### Given data
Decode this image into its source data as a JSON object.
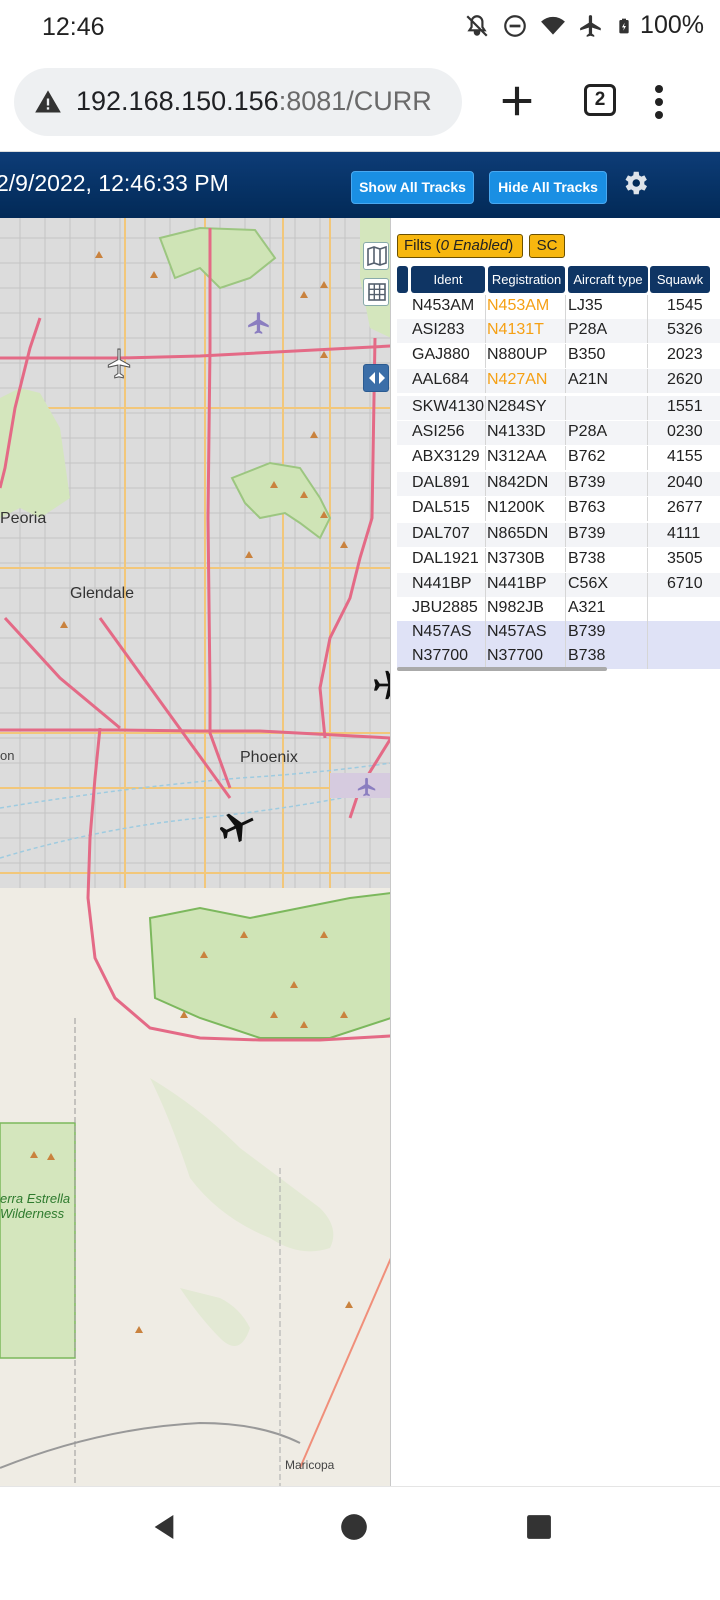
{
  "status_bar": {
    "time": "12:46",
    "battery": "100%",
    "icons": [
      "bell-off-icon",
      "do-not-disturb-icon",
      "wifi-icon",
      "airplane-icon",
      "battery-charging-icon"
    ]
  },
  "browser": {
    "url_host": "192.168.150.156",
    "url_rest": ":8081/CURR",
    "tab_count": "2"
  },
  "header": {
    "datetime": "2/9/2022, 12:46:33 PM",
    "show_all_label": "Show All Tracks",
    "hide_all_label": "Hide All Tracks"
  },
  "map": {
    "labels": {
      "peoria": "Peoria",
      "glendale": "Glendale",
      "phoenix": "Phoenix",
      "maricopa": "Maricopa",
      "sierra_estrella": "erra Estrella\nWilderness",
      "on": "on"
    }
  },
  "panel": {
    "filters_prefix": "Filts (",
    "filters_count": "0 Enabled",
    "filters_suffix": ")",
    "sc_label": "SC",
    "columns": [
      "Ident",
      "Registration",
      "Aircraft type",
      "Squawk"
    ],
    "rows": [
      {
        "ident": "N453AM",
        "reg": "N453AM",
        "type": "LJ35",
        "squawk": "1545",
        "reg_highlight": true
      },
      {
        "ident": "ASI283",
        "reg": "N4131T",
        "type": "P28A",
        "squawk": "5326",
        "reg_highlight": true
      },
      {
        "ident": "GAJ880",
        "reg": "N880UP",
        "type": "B350",
        "squawk": "2023",
        "reg_highlight": false
      },
      {
        "ident": "AAL684",
        "reg": "N427AN",
        "type": "A21N",
        "squawk": "2620",
        "reg_highlight": true
      },
      {
        "ident": "SKW4130",
        "reg": "N284SY",
        "type": "",
        "squawk": "1551",
        "reg_highlight": false
      },
      {
        "ident": "ASI256",
        "reg": "N4133D",
        "type": "P28A",
        "squawk": "0230",
        "reg_highlight": false
      },
      {
        "ident": "ABX3129",
        "reg": "N312AA",
        "type": "B762",
        "squawk": "4155",
        "reg_highlight": false
      },
      {
        "ident": "DAL891",
        "reg": "N842DN",
        "type": "B739",
        "squawk": "2040",
        "reg_highlight": false
      },
      {
        "ident": "DAL515",
        "reg": "N1200K",
        "type": "B763",
        "squawk": "2677",
        "reg_highlight": false
      },
      {
        "ident": "DAL707",
        "reg": "N865DN",
        "type": "B739",
        "squawk": "4111",
        "reg_highlight": false
      },
      {
        "ident": "DAL1921",
        "reg": "N3730B",
        "type": "B738",
        "squawk": "3505",
        "reg_highlight": false
      },
      {
        "ident": "N441BP",
        "reg": "N441BP",
        "type": "C56X",
        "squawk": "6710",
        "reg_highlight": false
      },
      {
        "ident": "JBU2885",
        "reg": "N982JB",
        "type": "A321",
        "squawk": "",
        "reg_highlight": false
      },
      {
        "ident": "N457AS",
        "reg": "N457AS",
        "type": "B739",
        "squawk": "",
        "reg_highlight": false
      },
      {
        "ident": "N37700",
        "reg": "N37700",
        "type": "B738",
        "squawk": "",
        "reg_highlight": false
      }
    ]
  },
  "colors": {
    "header_bg": "#022a57",
    "button_blue": "#1a8fe3",
    "chip_yellow": "#f7b70f",
    "reg_orange": "#f5a014",
    "column_header": "#0f3564"
  }
}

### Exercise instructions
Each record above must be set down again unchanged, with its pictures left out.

### Answer section
Decode this image into its source data as a JSON object.
{
  "status_bar": {
    "time": "12:46",
    "battery": "100%",
    "icons": [
      "bell-off-icon",
      "do-not-disturb-icon",
      "wifi-icon",
      "airplane-icon",
      "battery-charging-icon"
    ]
  },
  "browser": {
    "url_host": "192.168.150.156",
    "url_rest": ":8081/CURR",
    "tab_count": "2"
  },
  "header": {
    "datetime": "2/9/2022, 12:46:33 PM",
    "show_all_label": "Show All Tracks",
    "hide_all_label": "Hide All Tracks"
  },
  "map": {
    "labels": {
      "peoria": "Peoria",
      "glendale": "Glendale",
      "phoenix": "Phoenix",
      "maricopa": "Maricopa",
      "sierra_estrella": "erra Estrella\nWilderness",
      "on": "on"
    }
  },
  "panel": {
    "filters_prefix": "Filts (",
    "filters_count": "0 Enabled",
    "filters_suffix": ")",
    "sc_label": "SC",
    "columns": [
      "Ident",
      "Registration",
      "Aircraft type",
      "Squawk"
    ],
    "rows": [
      {
        "ident": "N453AM",
        "reg": "N453AM",
        "type": "LJ35",
        "squawk": "1545",
        "reg_highlight": true
      },
      {
        "ident": "ASI283",
        "reg": "N4131T",
        "type": "P28A",
        "squawk": "5326",
        "reg_highlight": true
      },
      {
        "ident": "GAJ880",
        "reg": "N880UP",
        "type": "B350",
        "squawk": "2023",
        "reg_highlight": false
      },
      {
        "ident": "AAL684",
        "reg": "N427AN",
        "type": "A21N",
        "squawk": "2620",
        "reg_highlight": true
      },
      {
        "ident": "SKW4130",
        "reg": "N284SY",
        "type": "",
        "squawk": "1551",
        "reg_highlight": false
      },
      {
        "ident": "ASI256",
        "reg": "N4133D",
        "type": "P28A",
        "squawk": "0230",
        "reg_highlight": false
      },
      {
        "ident": "ABX3129",
        "reg": "N312AA",
        "type": "B762",
        "squawk": "4155",
        "reg_highlight": false
      },
      {
        "ident": "DAL891",
        "reg": "N842DN",
        "type": "B739",
        "squawk": "2040",
        "reg_highlight": false
      },
      {
        "ident": "DAL515",
        "reg": "N1200K",
        "type": "B763",
        "squawk": "2677",
        "reg_highlight": false
      },
      {
        "ident": "DAL707",
        "reg": "N865DN",
        "type": "B739",
        "squawk": "4111",
        "reg_highlight": false
      },
      {
        "ident": "DAL1921",
        "reg": "N3730B",
        "type": "B738",
        "squawk": "3505",
        "reg_highlight": false
      },
      {
        "ident": "N441BP",
        "reg": "N441BP",
        "type": "C56X",
        "squawk": "6710",
        "reg_highlight": false
      },
      {
        "ident": "JBU2885",
        "reg": "N982JB",
        "type": "A321",
        "squawk": "",
        "reg_highlight": false
      },
      {
        "ident": "N457AS",
        "reg": "N457AS",
        "type": "B739",
        "squawk": "",
        "reg_highlight": false
      },
      {
        "ident": "N37700",
        "reg": "N37700",
        "type": "B738",
        "squawk": "",
        "reg_highlight": false
      }
    ]
  },
  "colors": {
    "header_bg": "#022a57",
    "button_blue": "#1a8fe3",
    "chip_yellow": "#f7b70f",
    "reg_orange": "#f5a014",
    "column_header": "#0f3564"
  }
}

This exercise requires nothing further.